The Egyptian Fava Bean Stew or Fuul as a staple food is probably as old as Egypt. There are many variations (of course). We present an ultra-classic Fuul recipe as a basis – and then you’re free to change the flavour and/or add the topings of your choice.
The Anglo-Indian Mulligatawny stew is where West meets East, and vice versa. According to Wikipedia, “Mulligatawny is related to the soup rasam. Due to its popularity in England during British India, it was one of the few items of Indian cuisine that found common mention in the literature of the period. Early references to it in English go back to year 1784.” There are many variations of this recipe – some use ghee, others oil, some use lentils, other use lamb or beef, others are vegetarian. This one calls for lamb and lentils.
The Sauted Eggplant with Capsicum and Yogurt – Turkish style is a classic family/home cooking recipe from Istanbul. A bit spicy for Western palates, but well, it’s very much worth it.
Dutch Endive Stew with Mashed Potatoes – a winter classic. Do note that there’s no need for dairy with Dutch potatoes because they are creamy by nature. The idea here is that the vegetables release enough juices to make the potatoes moist enough.
Burgers with Eggs and Lemon in the Pot – this is a unique one: minced meat is turned to burgers and then there’s sauteeing, simmering, eggs, lemon, flour, the works!
Garlic Croutons as a side dish? Not a bad idea, eh? 🙂
There are many variations of this French Potato Hot Pot recipe. (After all it’s just another way to cook potatoes, no? 🙂 )
Lentil Stew with Swiss Chard and Lemon. A well known traditional Winter stew (or thick soup) from Lebanon.
Pasta Bolognese – Variation in S Major 🙂 There are many variations of this predominantly red meat sauce Italian recipe. Some variations are complicated, some are simple; some are fast and others slow. We chose a simple, slow cooking variation (the “S” in “S Major”) that’s simply… memorable.
Rabbit with Nutmeg and Almonds in Red Cider Vinegar or Red Sweet Wine. A Greek traditional cuisine classic, cooked in a pot, skillet or casserole. Substituting red wine with red cider vinegar makes it Halal.

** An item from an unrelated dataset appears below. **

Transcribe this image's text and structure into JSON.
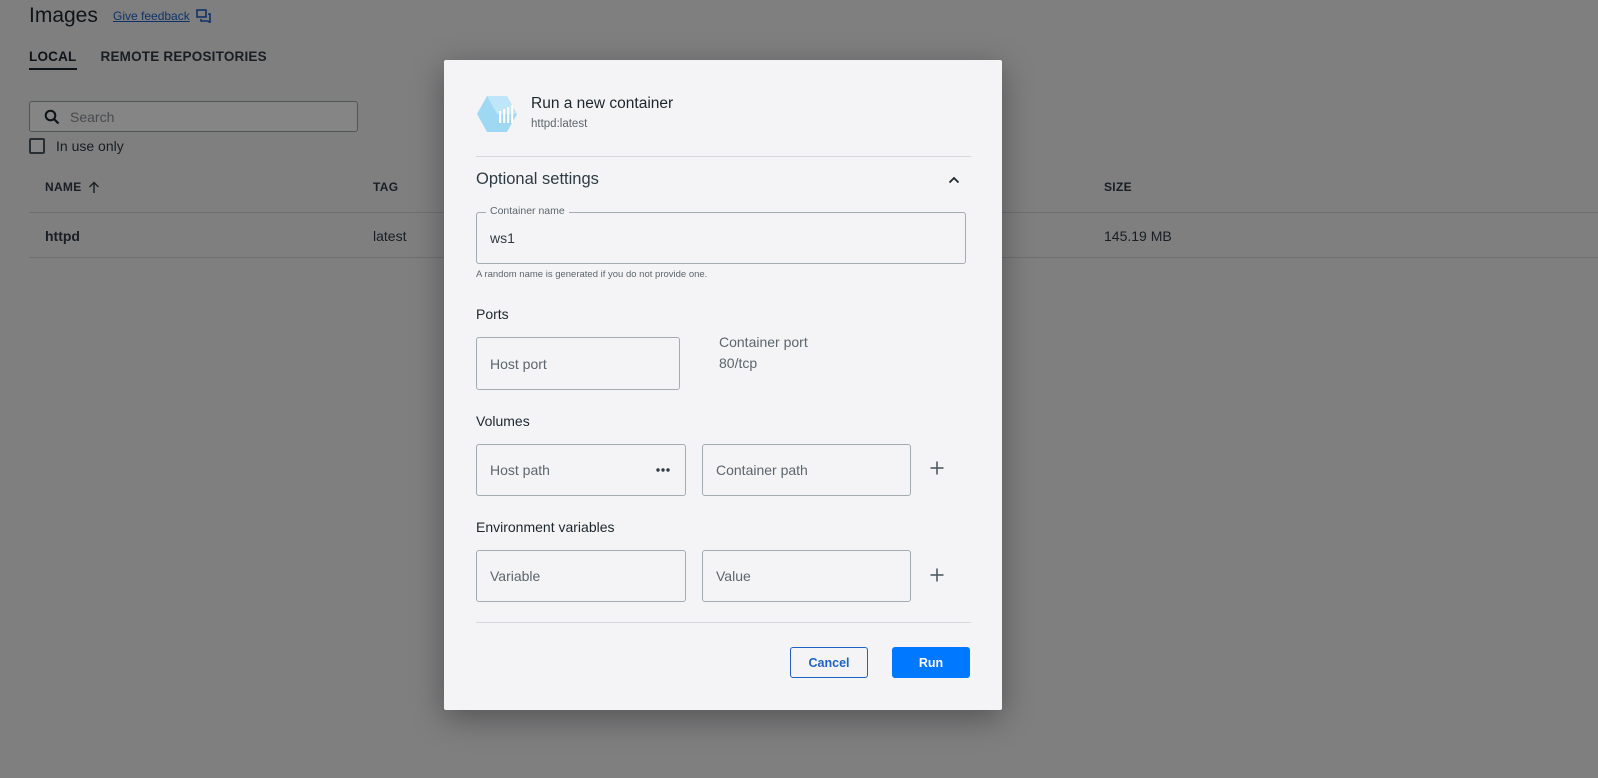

Beef Rinder (Rolls) (or Rouladen). This is a German Traditional Cuisine Classic. We present to you a video we selected for Beef Rouladen from grandmother OMA! (“Oma” means “grandmother” in German.) Enjoy!
Spinach with Rice and Lemon is a Greek traditional classic dish everyone cooks at home, often, (No, you will not find at a Greek restaurant anywhere in North America unless it’s a simple Cookery that actually knows what it’s doing. 🙂 )
Lamb with Fennel in the Pot. A simple yet delicious Greek classic, traditional recipe. This one avoids using carbohydrates (potatoes, pasta, etc.) and uses fennel, instead. Enjoy!
Fresh Tomato Sauce for Pasta or Dip. Equally good as a pasta sauce or dip. Your choice. 🙂